**What to work on**: Please repeat every record below exactly as written, but leave out the pictures.

▼▼▼

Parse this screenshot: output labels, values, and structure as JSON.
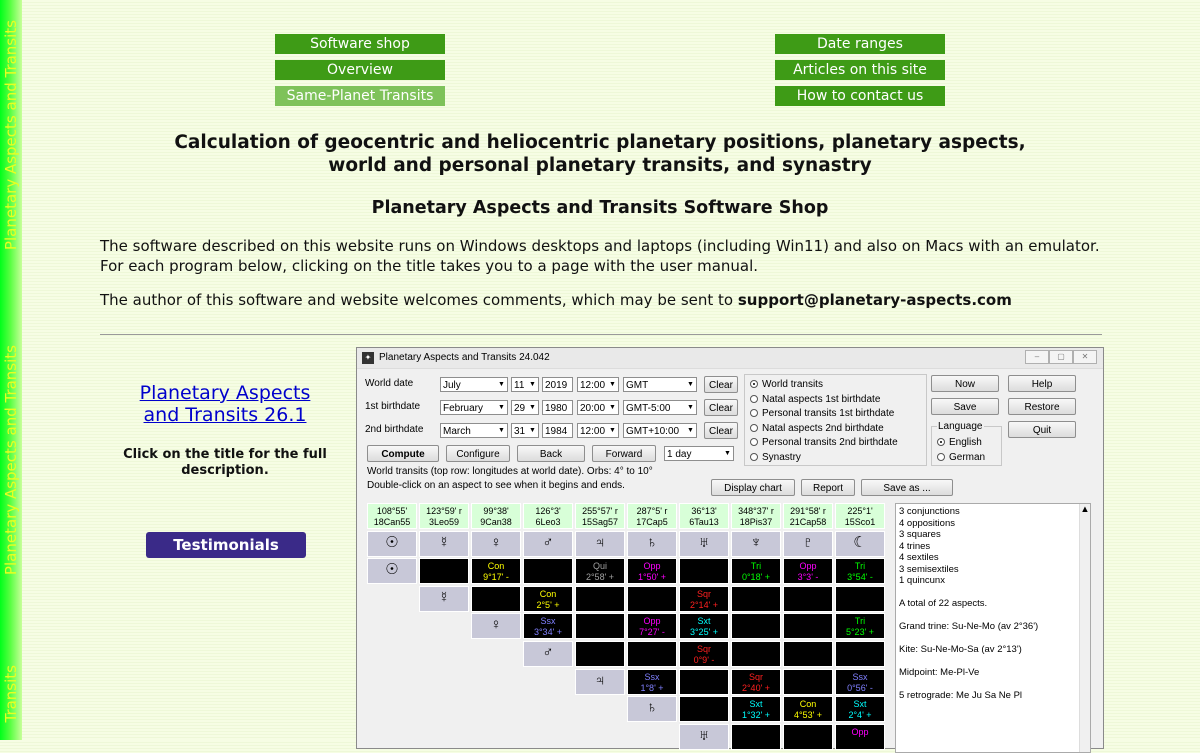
{
  "side_text": [
    "Planetary Aspects and Transits",
    "Planetary Aspects and Transits",
    "Transits"
  ],
  "nav": {
    "left": [
      "Software shop",
      "Overview",
      "Same-Planet Transits"
    ],
    "right": [
      "Date ranges",
      "Articles on this site",
      "How to contact us"
    ]
  },
  "headline": {
    "line1": "Calculation of geocentric and heliocentric planetary positions, planetary aspects,",
    "line2": "world and personal planetary transits, and synastry",
    "subtitle": "Planetary Aspects and Transits Software Shop"
  },
  "intro": {
    "line1": "The software described on this website runs on Windows desktops and laptops (including Win11) and also on Macs with an emulator.",
    "line2": "For each program below, clicking on the title takes you to a page with the user manual.",
    "contact_prefix": "The author of this software and website welcomes comments, which may be sent to ",
    "email": "support@planetary-aspects.com"
  },
  "product": {
    "title_line1": "Planetary Aspects",
    "title_line2": "and Transits 26.1",
    "note": "Click on the title for the full description.",
    "testimonials": "Testimonials"
  },
  "app": {
    "title": "Planetary Aspects and Transits 24.042",
    "rows": [
      {
        "label": "World date",
        "month": "July",
        "day": "11",
        "year": "2019",
        "time": "12:00",
        "zone": "GMT",
        "clear": "Clear"
      },
      {
        "label": "1st birthdate",
        "month": "February",
        "day": "29",
        "year": "1980",
        "time": "20:00",
        "zone": "GMT-5:00",
        "clear": "Clear"
      },
      {
        "label": "2nd birthdate",
        "month": "March",
        "day": "31",
        "year": "1984",
        "time": "12:00",
        "zone": "GMT+10:00",
        "clear": "Clear"
      }
    ],
    "buttons": {
      "compute": "Compute",
      "configure": "Configure",
      "back": "Back",
      "forward": "Forward",
      "step": "1 day",
      "now": "Now",
      "help": "Help",
      "save": "Save",
      "restore": "Restore",
      "quit": "Quit",
      "display_chart": "Display chart",
      "report": "Report",
      "save_as": "Save as ..."
    },
    "modes": [
      "World transits",
      "Natal aspects 1st birthdate",
      "Personal transits 1st birthdate",
      "Natal aspects 2nd birthdate",
      "Personal transits 2nd birthdate",
      "Synastry"
    ],
    "language": {
      "label": "Language",
      "options": [
        "English",
        "German"
      ]
    },
    "info1": "World transits (top row: longitudes at world date).  Orbs: 4° to 10°",
    "info2": "Double-click on an aspect to see when it begins and ends.",
    "headers": [
      [
        "108°55'",
        "18Can55"
      ],
      [
        "123°59' r",
        "3Leo59"
      ],
      [
        "99°38'",
        "9Can38"
      ],
      [
        "126°3'",
        "6Leo3"
      ],
      [
        "255°57' r",
        "15Sag57"
      ],
      [
        "287°5' r",
        "17Cap5"
      ],
      [
        "36°13'",
        "6Tau13"
      ],
      [
        "348°37' r",
        "18Pis37"
      ],
      [
        "291°58' r",
        "21Cap58"
      ],
      [
        "225°1'",
        "15Sco1"
      ]
    ],
    "symbols": [
      "☉",
      "☿",
      "♀",
      "♂",
      "♃",
      "♄",
      "♅",
      "♆",
      "♇",
      "☾"
    ],
    "aspect_rows": [
      [
        null,
        {
          "n": "Con",
          "v": "9°17' -",
          "c": "#ffff00"
        },
        null,
        {
          "n": "Qui",
          "v": "2°58' +",
          "c": "#a0a0a0"
        },
        {
          "n": "Opp",
          "v": "1°50' +",
          "c": "#ff00ff"
        },
        null,
        {
          "n": "Tri",
          "v": "0°18' +",
          "c": "#00ff00"
        },
        {
          "n": "Opp",
          "v": "3°3' -",
          "c": "#ff00ff"
        },
        {
          "n": "Tri",
          "v": "3°54' -",
          "c": "#00ff00"
        }
      ],
      [
        null,
        {
          "n": "Con",
          "v": "2°5' +",
          "c": "#ffff00"
        },
        null,
        null,
        {
          "n": "Sqr",
          "v": "2°14' +",
          "c": "#ff2020"
        },
        null,
        null,
        null
      ],
      [
        {
          "n": "Ssx",
          "v": "3°34' +",
          "c": "#8080ff"
        },
        null,
        {
          "n": "Opp",
          "v": "7°27' -",
          "c": "#ff00ff"
        },
        {
          "n": "Sxt",
          "v": "3°25' +",
          "c": "#00ffff"
        },
        null,
        null,
        {
          "n": "Tri",
          "v": "5°23' +",
          "c": "#00ff00"
        }
      ],
      [
        null,
        null,
        {
          "n": "Sqr",
          "v": "0°9' -",
          "c": "#ff2020"
        },
        null,
        null,
        null
      ],
      [
        {
          "n": "Ssx",
          "v": "1°8' +",
          "c": "#8080ff"
        },
        null,
        {
          "n": "Sqr",
          "v": "2°40' +",
          "c": "#ff2020"
        },
        null,
        {
          "n": "Ssx",
          "v": "0°56' -",
          "c": "#8080ff"
        }
      ],
      [
        null,
        {
          "n": "Sxt",
          "v": "1°32' +",
          "c": "#00ffff"
        },
        {
          "n": "Con",
          "v": "4°53' +",
          "c": "#ffff00"
        },
        {
          "n": "Sxt",
          "v": "2°4' +",
          "c": "#00ffff"
        }
      ],
      [
        null,
        null,
        {
          "n": "Opp",
          "v": "",
          "c": "#ff00ff"
        }
      ]
    ],
    "summary": [
      "3 conjunctions",
      "4 oppositions",
      "3 squares",
      "4 trines",
      "4 sextiles",
      "3 semisextiles",
      "1 quincunx",
      "",
      "A total of 22 aspects.",
      "",
      "Grand trine: Su-Ne-Mo (av 2°36')",
      "",
      "Kite: Su-Ne-Mo-Sa (av 2°13')",
      "",
      "Midpoint: Me-Pl-Ve",
      "",
      "5 retrograde: Me Ju Sa Ne Pl"
    ],
    "colors": {
      "header_bg": "#d8ffd8",
      "symbol_bg": "#c8c8d8",
      "cell_bg": "#000000"
    }
  },
  "colors": {
    "nav_green": "#3e9b16",
    "nav_active": "#7ec25a",
    "link_blue": "#0000cc",
    "testimonials_bg": "#3a2a88"
  }
}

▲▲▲

**Result below**:
Parse this screenshot: output labels, values, and structure as JSON.
{
  "side_text": [
    "Planetary Aspects and Transits",
    "Planetary Aspects and Transits",
    "Transits"
  ],
  "nav": {
    "left": [
      "Software shop",
      "Overview",
      "Same-Planet Transits"
    ],
    "right": [
      "Date ranges",
      "Articles on this site",
      "How to contact us"
    ]
  },
  "headline": {
    "line1": "Calculation of geocentric and heliocentric planetary positions, planetary aspects,",
    "line2": "world and personal planetary transits, and synastry",
    "subtitle": "Planetary Aspects and Transits Software Shop"
  },
  "intro": {
    "line1": "The software described on this website runs on Windows desktops and laptops (including Win11) and also on Macs with an emulator.",
    "line2": "For each program below, clicking on the title takes you to a page with the user manual.",
    "contact_prefix": "The author of this software and website welcomes comments, which may be sent to ",
    "email": "support@planetary-aspects.com"
  },
  "product": {
    "title_line1": "Planetary Aspects",
    "title_line2": "and Transits 26.1",
    "note": "Click on the title for the full description.",
    "testimonials": "Testimonials"
  },
  "app": {
    "title": "Planetary Aspects and Transits 24.042",
    "rows": [
      {
        "label": "World date",
        "month": "July",
        "day": "11",
        "year": "2019",
        "time": "12:00",
        "zone": "GMT",
        "clear": "Clear"
      },
      {
        "label": "1st birthdate",
        "month": "February",
        "day": "29",
        "year": "1980",
        "time": "20:00",
        "zone": "GMT-5:00",
        "clear": "Clear"
      },
      {
        "label": "2nd birthdate",
        "month": "March",
        "day": "31",
        "year": "1984",
        "time": "12:00",
        "zone": "GMT+10:00",
        "clear": "Clear"
      }
    ],
    "buttons": {
      "compute": "Compute",
      "configure": "Configure",
      "back": "Back",
      "forward": "Forward",
      "step": "1 day",
      "now": "Now",
      "help": "Help",
      "save": "Save",
      "restore": "Restore",
      "quit": "Quit",
      "display_chart": "Display chart",
      "report": "Report",
      "save_as": "Save as ..."
    },
    "modes": [
      "World transits",
      "Natal aspects 1st birthdate",
      "Personal transits 1st birthdate",
      "Natal aspects 2nd birthdate",
      "Personal transits 2nd birthdate",
      "Synastry"
    ],
    "language": {
      "label": "Language",
      "options": [
        "English",
        "German"
      ]
    },
    "info1": "World transits (top row: longitudes at world date).  Orbs: 4° to 10°",
    "info2": "Double-click on an aspect to see when it begins and ends.",
    "headers": [
      [
        "108°55'",
        "18Can55"
      ],
      [
        "123°59' r",
        "3Leo59"
      ],
      [
        "99°38'",
        "9Can38"
      ],
      [
        "126°3'",
        "6Leo3"
      ],
      [
        "255°57' r",
        "15Sag57"
      ],
      [
        "287°5' r",
        "17Cap5"
      ],
      [
        "36°13'",
        "6Tau13"
      ],
      [
        "348°37' r",
        "18Pis37"
      ],
      [
        "291°58' r",
        "21Cap58"
      ],
      [
        "225°1'",
        "15Sco1"
      ]
    ],
    "symbols": [
      "☉",
      "☿",
      "♀",
      "♂",
      "♃",
      "♄",
      "♅",
      "♆",
      "♇",
      "☾"
    ],
    "aspect_rows": [
      [
        null,
        {
          "n": "Con",
          "v": "9°17' -",
          "c": "#ffff00"
        },
        null,
        {
          "n": "Qui",
          "v": "2°58' +",
          "c": "#a0a0a0"
        },
        {
          "n": "Opp",
          "v": "1°50' +",
          "c": "#ff00ff"
        },
        null,
        {
          "n": "Tri",
          "v": "0°18' +",
          "c": "#00ff00"
        },
        {
          "n": "Opp",
          "v": "3°3' -",
          "c": "#ff00ff"
        },
        {
          "n": "Tri",
          "v": "3°54' -",
          "c": "#00ff00"
        }
      ],
      [
        null,
        {
          "n": "Con",
          "v": "2°5' +",
          "c": "#ffff00"
        },
        null,
        null,
        {
          "n": "Sqr",
          "v": "2°14' +",
          "c": "#ff2020"
        },
        null,
        null,
        null
      ],
      [
        {
          "n": "Ssx",
          "v": "3°34' +",
          "c": "#8080ff"
        },
        null,
        {
          "n": "Opp",
          "v": "7°27' -",
          "c": "#ff00ff"
        },
        {
          "n": "Sxt",
          "v": "3°25' +",
          "c": "#00ffff"
        },
        null,
        null,
        {
          "n": "Tri",
          "v": "5°23' +",
          "c": "#00ff00"
        }
      ],
      [
        null,
        null,
        {
          "n": "Sqr",
          "v": "0°9' -",
          "c": "#ff2020"
        },
        null,
        null,
        null
      ],
      [
        {
          "n": "Ssx",
          "v": "1°8' +",
          "c": "#8080ff"
        },
        null,
        {
          "n": "Sqr",
          "v": "2°40' +",
          "c": "#ff2020"
        },
        null,
        {
          "n": "Ssx",
          "v": "0°56' -",
          "c": "#8080ff"
        }
      ],
      [
        null,
        {
          "n": "Sxt",
          "v": "1°32' +",
          "c": "#00ffff"
        },
        {
          "n": "Con",
          "v": "4°53' +",
          "c": "#ffff00"
        },
        {
          "n": "Sxt",
          "v": "2°4' +",
          "c": "#00ffff"
        }
      ],
      [
        null,
        null,
        {
          "n": "Opp",
          "v": "",
          "c": "#ff00ff"
        }
      ]
    ],
    "summary": [
      "3 conjunctions",
      "4 oppositions",
      "3 squares",
      "4 trines",
      "4 sextiles",
      "3 semisextiles",
      "1 quincunx",
      "",
      "A total of 22 aspects.",
      "",
      "Grand trine: Su-Ne-Mo (av 2°36')",
      "",
      "Kite: Su-Ne-Mo-Sa (av 2°13')",
      "",
      "Midpoint: Me-Pl-Ve",
      "",
      "5 retrograde: Me Ju Sa Ne Pl"
    ],
    "colors": {
      "header_bg": "#d8ffd8",
      "symbol_bg": "#c8c8d8",
      "cell_bg": "#000000"
    }
  },
  "colors": {
    "nav_green": "#3e9b16",
    "nav_active": "#7ec25a",
    "link_blue": "#0000cc",
    "testimonials_bg": "#3a2a88"
  }
}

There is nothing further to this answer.